I learned about the Beatles while playing band in school. My teacher, Ms. Pattishall, was an instructor that not only require us to learn orchestral music but included pop music into our repertoire. As a clarinet player at the time, I only had my notes to worry about but she showed us that each note was important to creating the full chord arranged by the composer(s). Band became my reason to stay after school to hang out with others who turned me onto the musicianship of the Beatles, Queen, and Jethro. Being part of the band also gave me some respite from being on point at home, responsible for taking care of my siblings while our mom worked two night jobs in assembly plants.

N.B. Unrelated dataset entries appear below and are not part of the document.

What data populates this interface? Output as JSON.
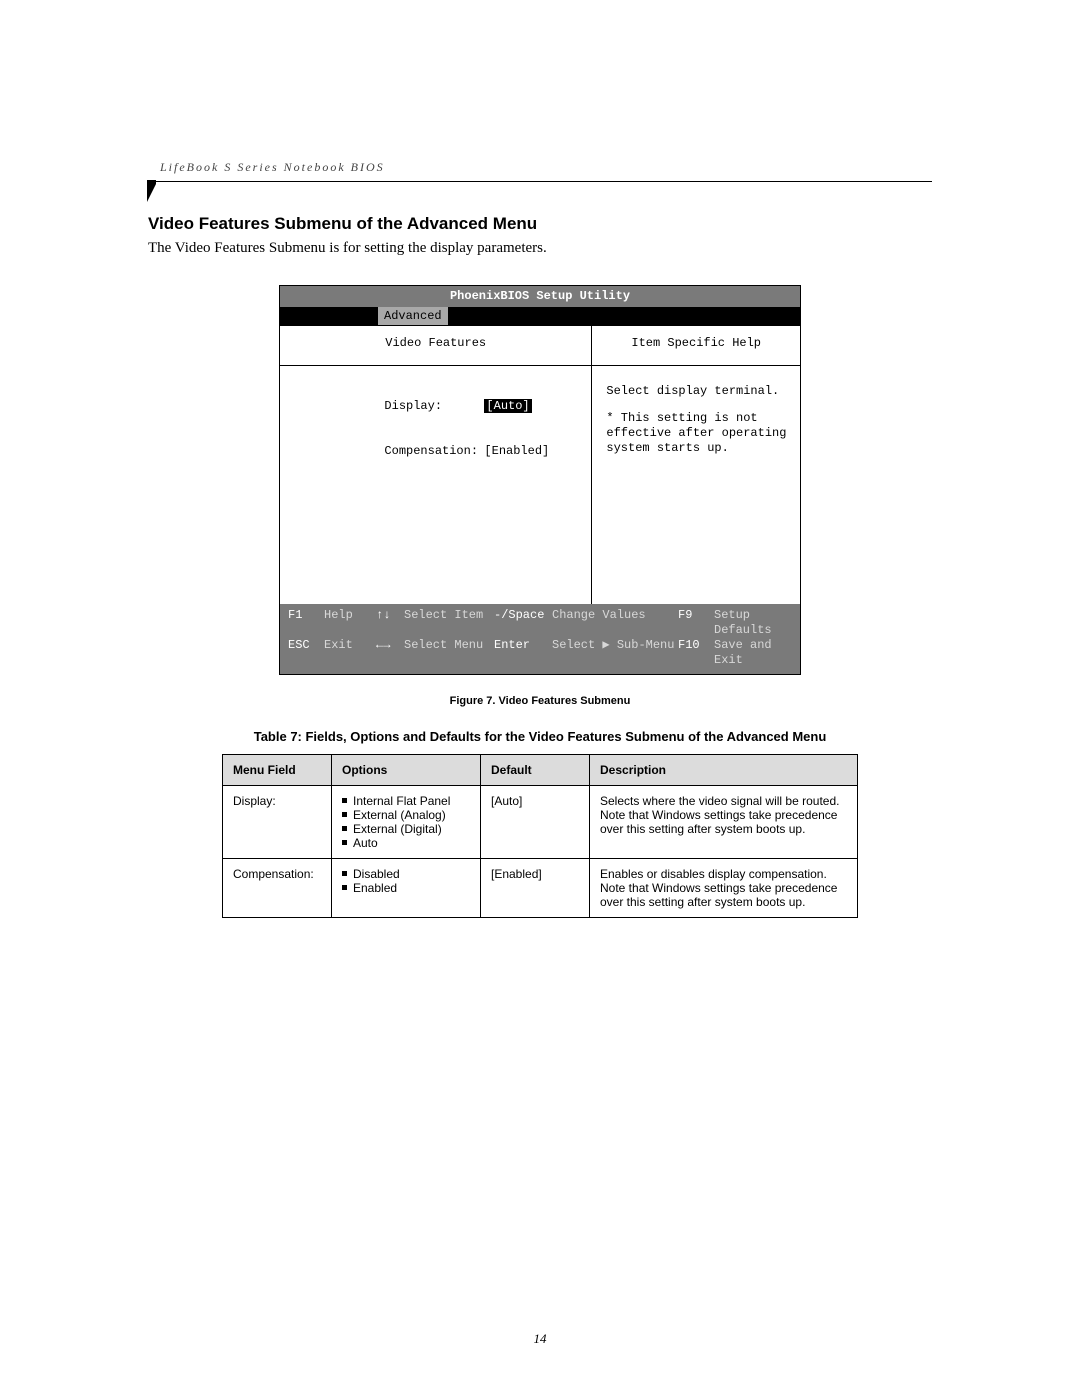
{
  "running_head": "LifeBook S Series Notebook BIOS",
  "section_title": "Video Features Submenu of the Advanced Menu",
  "intro_text": "The Video Features Submenu is for setting the display parameters.",
  "bios": {
    "title": "PhoenixBIOS Setup Utility",
    "active_menu": "Advanced",
    "left_header": "Video Features",
    "right_header": "Item Specific Help",
    "fields": {
      "display_label": "Display:",
      "display_value": "[Auto]",
      "comp_label": "Compensation:",
      "comp_value": "[Enabled]"
    },
    "help": {
      "line1": "Select display terminal.",
      "line2": "* This setting is not effective after operating system starts up."
    },
    "footer": {
      "r1": {
        "k1": "F1",
        "a1": "Help",
        "k2": "↑↓",
        "a2": "Select Item",
        "k3": "-/Space",
        "a3": "Change Values",
        "k4": "F9",
        "a4": "Setup Defaults"
      },
      "r2": {
        "k1": "ESC",
        "a1": "Exit",
        "k2": "←→",
        "a2": "Select Menu",
        "k3": "Enter",
        "a3": "Select ▶ Sub-Menu",
        "k4": "F10",
        "a4": "Save and Exit"
      }
    }
  },
  "figure_caption": "Figure 7.  Video Features Submenu",
  "table_caption": "Table 7: Fields, Options and Defaults for the Video Features Submenu of the Advanced Menu",
  "table": {
    "headers": {
      "c1": "Menu Field",
      "c2": "Options",
      "c3": "Default",
      "c4": "Description"
    },
    "rows": [
      {
        "menu_field": "Display:",
        "options": [
          "Internal Flat Panel",
          "External (Analog)",
          "External (Digital)",
          "Auto"
        ],
        "default": "[Auto]",
        "description": "Selects where the video signal will be routed. Note that Windows settings take precedence over this setting after system boots up."
      },
      {
        "menu_field": "Compensation:",
        "options": [
          "Disabled",
          "Enabled"
        ],
        "default": "[Enabled]",
        "description": "Enables or disables display compensation. Note that Windows settings take precedence over this setting after system boots up."
      }
    ]
  },
  "page_number": "14"
}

Fast forward many years to our first Black President, the Eurodollar, no USSR (How Lucky!), a Puerto Rican woman in the Supreme Court, 24 news and noisy political pundits, and it’s sad to see the cultural literacy of such historical milestones be overlooked by today’s younger musicians. It’s why music and art in the schools matter.
This event, while celebrating the landing of the Beatles in our lives, is also a fundraiser for Kidznotes, an orchestral music education program for elementary school kids. Based on the Venezuelan El Sistema model of youth orchestras, Kidznotes provides 10 hours of free music instruction to Durham and Raleigh students from kindergarten to 7th grade. Students apply to the program and agree to commit to attending their 4 after school lessons, Saturday rehearsals, and 10 concerts per year.
It’s a comprehensive music program. The children learn music theory, instrument instruction, and chorus, and percussion. Transportation is provided. Staffed by a small group of professional music educators, a host of volunteers assist with logistics.
The evening will sure to give you a fun evening of sing along songs, dancey pop tunes, loud rocking guitar licks, reflective spiritual pieces presented by cello and electric guitar, and chill bumps as you watch how some of the difficult Beatles technical approaches are solved using live instruments.
Kidznotes will be on hand to accept additional donations and share about their program. I encourage you to get involved with them.
CBS has their show going on too. Don’t fret about missing it. CBS will have it available later or set your DVR.
Yeah, it’s a school night. The show starts promptly at 7. Beatles songs are short.
Who’s NOT tired on Mondays?